- _TRY IT_
Search the data for the word "Analytics" and copy out every line that has it.

Entries taken from a collection
====
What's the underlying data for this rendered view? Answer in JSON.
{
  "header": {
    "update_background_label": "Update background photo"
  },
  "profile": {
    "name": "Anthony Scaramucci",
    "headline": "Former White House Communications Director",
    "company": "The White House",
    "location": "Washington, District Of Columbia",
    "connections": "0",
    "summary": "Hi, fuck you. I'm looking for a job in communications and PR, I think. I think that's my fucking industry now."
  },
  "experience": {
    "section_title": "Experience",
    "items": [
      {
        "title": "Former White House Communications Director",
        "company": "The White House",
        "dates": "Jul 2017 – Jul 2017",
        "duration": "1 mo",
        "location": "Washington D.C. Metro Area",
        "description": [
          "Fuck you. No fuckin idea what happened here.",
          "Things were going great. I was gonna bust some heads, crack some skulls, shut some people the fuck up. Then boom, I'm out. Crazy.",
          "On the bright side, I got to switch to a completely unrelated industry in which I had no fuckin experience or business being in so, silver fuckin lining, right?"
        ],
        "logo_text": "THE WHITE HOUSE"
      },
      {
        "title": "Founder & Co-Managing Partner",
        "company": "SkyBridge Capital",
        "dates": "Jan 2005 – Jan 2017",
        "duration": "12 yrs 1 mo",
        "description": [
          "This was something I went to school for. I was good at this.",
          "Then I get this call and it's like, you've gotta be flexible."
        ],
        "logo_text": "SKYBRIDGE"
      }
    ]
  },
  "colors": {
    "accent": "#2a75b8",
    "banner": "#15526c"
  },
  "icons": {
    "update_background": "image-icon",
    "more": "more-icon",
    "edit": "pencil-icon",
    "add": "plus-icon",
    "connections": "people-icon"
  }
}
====
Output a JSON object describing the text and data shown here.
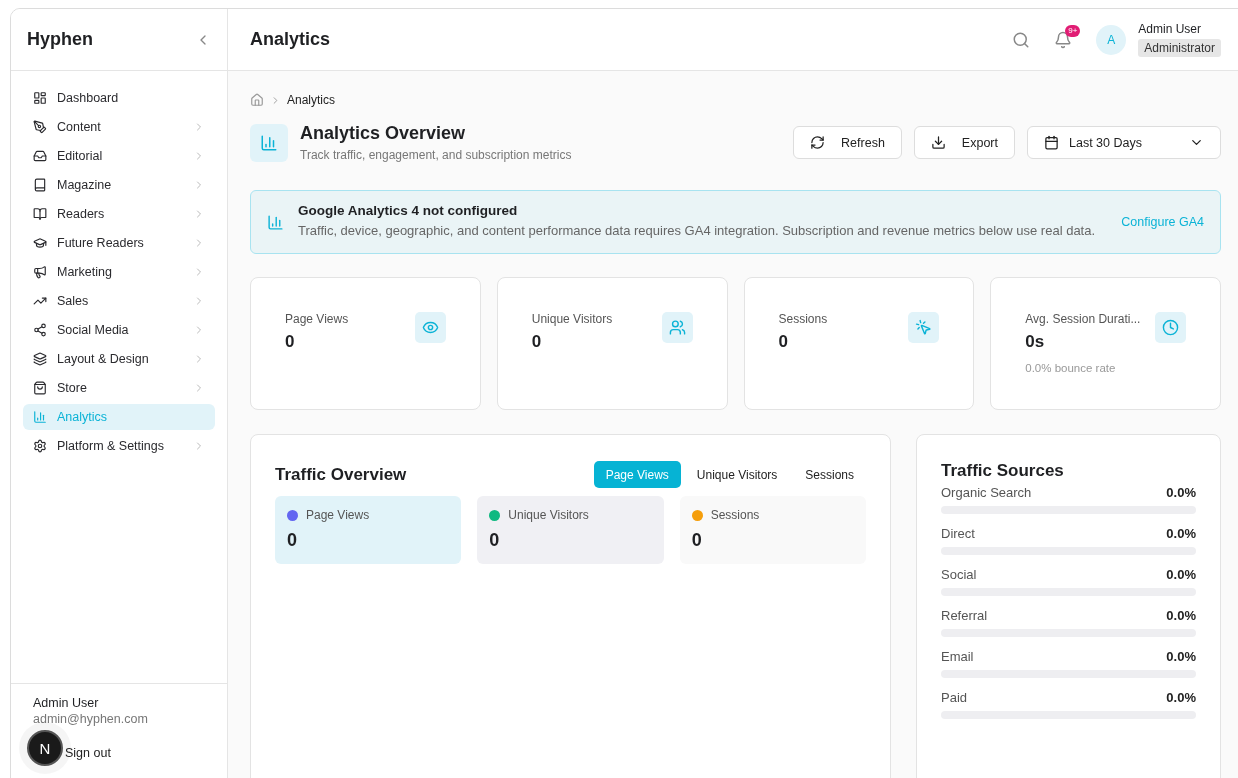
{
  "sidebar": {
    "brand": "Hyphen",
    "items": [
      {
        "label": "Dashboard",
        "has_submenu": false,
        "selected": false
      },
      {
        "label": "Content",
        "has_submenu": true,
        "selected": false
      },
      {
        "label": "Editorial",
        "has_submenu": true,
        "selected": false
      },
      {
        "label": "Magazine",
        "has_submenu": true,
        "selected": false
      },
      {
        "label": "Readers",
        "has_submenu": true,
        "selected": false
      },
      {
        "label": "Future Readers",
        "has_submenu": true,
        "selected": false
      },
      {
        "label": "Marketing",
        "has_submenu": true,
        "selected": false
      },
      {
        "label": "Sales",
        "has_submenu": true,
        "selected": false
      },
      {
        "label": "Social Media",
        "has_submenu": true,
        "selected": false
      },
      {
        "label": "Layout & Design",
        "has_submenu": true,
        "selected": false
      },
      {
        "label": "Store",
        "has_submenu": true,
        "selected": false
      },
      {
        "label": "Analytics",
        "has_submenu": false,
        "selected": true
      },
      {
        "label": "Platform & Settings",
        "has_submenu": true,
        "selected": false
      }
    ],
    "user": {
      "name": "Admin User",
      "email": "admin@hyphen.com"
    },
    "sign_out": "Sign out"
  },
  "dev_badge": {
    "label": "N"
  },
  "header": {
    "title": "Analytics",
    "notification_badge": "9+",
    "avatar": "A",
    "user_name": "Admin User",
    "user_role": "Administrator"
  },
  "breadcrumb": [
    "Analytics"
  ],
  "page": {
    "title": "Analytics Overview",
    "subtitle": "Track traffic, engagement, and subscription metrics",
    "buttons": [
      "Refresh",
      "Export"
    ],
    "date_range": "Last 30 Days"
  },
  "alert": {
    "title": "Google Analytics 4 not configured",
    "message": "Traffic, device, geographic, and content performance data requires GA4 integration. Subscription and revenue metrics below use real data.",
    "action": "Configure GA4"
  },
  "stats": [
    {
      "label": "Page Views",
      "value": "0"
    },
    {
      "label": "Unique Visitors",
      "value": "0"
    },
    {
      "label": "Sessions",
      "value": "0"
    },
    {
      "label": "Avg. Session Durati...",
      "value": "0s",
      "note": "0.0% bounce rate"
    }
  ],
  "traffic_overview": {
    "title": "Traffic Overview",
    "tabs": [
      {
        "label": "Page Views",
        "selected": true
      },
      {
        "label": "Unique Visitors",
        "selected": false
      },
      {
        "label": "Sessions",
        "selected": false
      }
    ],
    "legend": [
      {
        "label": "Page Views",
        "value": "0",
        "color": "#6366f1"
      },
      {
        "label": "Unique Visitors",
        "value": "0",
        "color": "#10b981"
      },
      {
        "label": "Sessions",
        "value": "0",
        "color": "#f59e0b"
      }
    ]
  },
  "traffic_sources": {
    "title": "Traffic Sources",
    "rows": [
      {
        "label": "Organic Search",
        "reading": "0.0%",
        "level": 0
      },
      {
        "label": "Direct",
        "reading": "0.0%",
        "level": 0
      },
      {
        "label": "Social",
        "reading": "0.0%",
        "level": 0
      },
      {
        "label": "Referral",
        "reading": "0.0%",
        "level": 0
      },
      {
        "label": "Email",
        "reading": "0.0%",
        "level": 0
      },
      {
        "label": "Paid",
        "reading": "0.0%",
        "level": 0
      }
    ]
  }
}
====
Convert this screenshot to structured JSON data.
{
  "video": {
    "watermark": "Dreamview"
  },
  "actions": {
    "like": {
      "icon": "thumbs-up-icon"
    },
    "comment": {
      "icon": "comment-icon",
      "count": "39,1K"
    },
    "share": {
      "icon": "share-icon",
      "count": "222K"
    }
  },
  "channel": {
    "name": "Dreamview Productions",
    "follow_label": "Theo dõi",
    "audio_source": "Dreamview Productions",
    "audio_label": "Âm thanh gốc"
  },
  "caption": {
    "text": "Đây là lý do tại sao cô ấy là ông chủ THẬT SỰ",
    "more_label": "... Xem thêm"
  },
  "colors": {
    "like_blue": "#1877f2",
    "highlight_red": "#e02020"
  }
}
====
- _RESPONSE BOX_
        "label": "Analytics",
    "title": "Analytics",
    "Analytics"
    "title": "Analytics Overview",
    "title": "Google Analytics 4 not configured",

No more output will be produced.